Adamsdown Gardens was one of several "town square gardens" created by the Bute Estate at the same time as housing development. These gardens were conveyed to the Cardiff Corporation on December 28th 1889, and they were opened to the public the following spring.
In 1890 there was debate in the Parks Committee as to how Adamsdown Square Gardens should be laid out, whether it would remain as a playground for the children of the neighbourhood, or be laid out with paths and shrub borders. It was initially decided in April 1890 that the space be gravelled, and the perimeter fenced and planted with trees and shrubs, so that it could both serve as a playground for children, and be inexpensive to maintain. In December 1890 the Committee received a report that shrubs had been planted, mainly taken from Howard Gardens. A caretaker was appointed and took up his duties in July 1890, but it was not until April 1891 that a timber shelter/ toolshed was built for the caretaker.

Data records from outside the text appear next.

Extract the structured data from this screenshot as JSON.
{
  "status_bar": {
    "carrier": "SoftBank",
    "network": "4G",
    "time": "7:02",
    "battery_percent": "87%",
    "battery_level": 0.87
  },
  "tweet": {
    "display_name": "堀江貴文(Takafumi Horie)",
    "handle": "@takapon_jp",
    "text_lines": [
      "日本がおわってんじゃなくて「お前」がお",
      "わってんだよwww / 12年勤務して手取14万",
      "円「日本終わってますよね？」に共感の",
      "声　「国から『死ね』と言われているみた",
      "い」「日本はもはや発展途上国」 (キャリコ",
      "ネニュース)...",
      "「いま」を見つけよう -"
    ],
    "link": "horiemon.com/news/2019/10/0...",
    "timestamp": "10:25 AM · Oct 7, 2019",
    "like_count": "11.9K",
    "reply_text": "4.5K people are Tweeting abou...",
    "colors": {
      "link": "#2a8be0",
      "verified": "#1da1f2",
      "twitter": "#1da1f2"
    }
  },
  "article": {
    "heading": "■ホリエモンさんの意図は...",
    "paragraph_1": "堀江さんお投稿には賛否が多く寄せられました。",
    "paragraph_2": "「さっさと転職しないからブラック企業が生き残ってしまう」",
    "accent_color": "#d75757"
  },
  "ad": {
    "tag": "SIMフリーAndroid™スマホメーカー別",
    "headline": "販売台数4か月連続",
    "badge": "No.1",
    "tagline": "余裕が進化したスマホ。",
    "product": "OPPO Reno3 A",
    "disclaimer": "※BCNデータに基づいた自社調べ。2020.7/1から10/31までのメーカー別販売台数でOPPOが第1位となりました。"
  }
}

Following protests to the Council from residents of Adamsdown Square, who wanted grass, borders and walks, it was decided to change the original layout in favour of a more ornamental space. In June 1891 the Parks Committee agreed that paths would be formed in Adamsdown Gardens similar to the other open spaces.

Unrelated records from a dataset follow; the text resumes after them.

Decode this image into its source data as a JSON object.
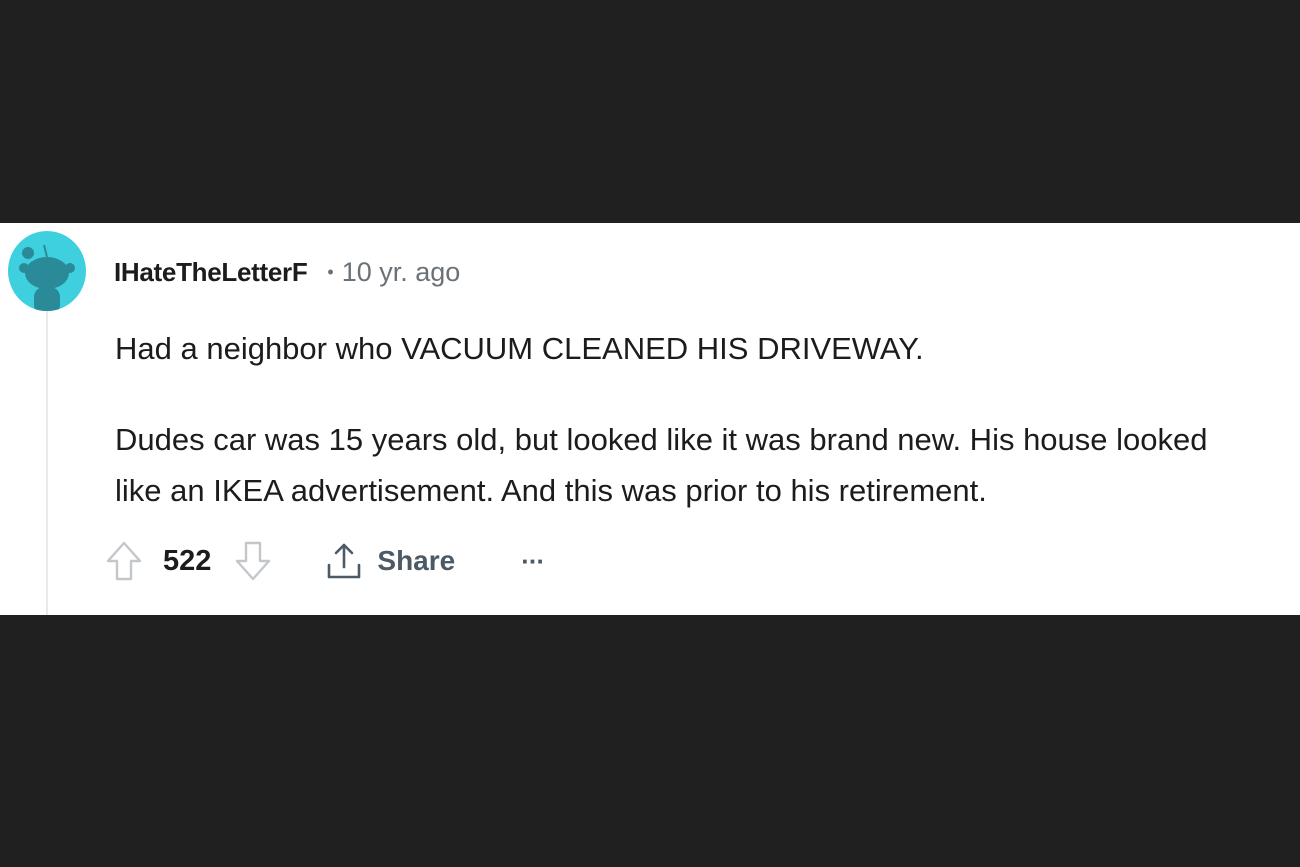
{
  "comment": {
    "author": "IHateTheLetterF",
    "separator": "•",
    "timestamp": "10 yr. ago",
    "paragraphs": [
      "Had a neighbor who VACUUM CLEANED HIS DRIVEWAY.",
      "Dudes car was 15 years old, but looked like it was brand new. His house looked",
      "like an IKEA advertisement. And this was prior to his retirement."
    ],
    "votes": "522",
    "share_label": "Share",
    "more_label": "···"
  },
  "icons": {
    "avatar": "reddit-snoo-avatar-icon",
    "upvote": "arrow-up-outline-icon",
    "downvote": "arrow-down-outline-icon",
    "share": "share-upload-icon"
  },
  "colors": {
    "page_background": "#202020",
    "card_background": "#ffffff",
    "avatar_background": "#3fd0e0",
    "text_primary": "#1c1c1c",
    "text_secondary": "#6a7278",
    "action_text": "#4c5a66",
    "thread_line": "#e7e9eb"
  }
}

During the 1914-18 War some at least of the space was allocated to allotments, and remained so until the end of 1920.
The Parks Department Inventory of Parks Buildings and Equipment, compiled for insurance purposes in April 1938, included the following information for Adamsdown Gardens:
During the 1939-45 a supplementary water supply for fire fighting purposes was placed in Adamsdown Gardens. The Parks Committee gave consent in November 1942 for the construction of a static water basin to hold 150,000 gallons.
Sources of Information
In general, the information in this section is taken from A. A. Pettigrew. The Public Parks and Recreation Grounds of Cardiff. Volume 2.
Other sources are: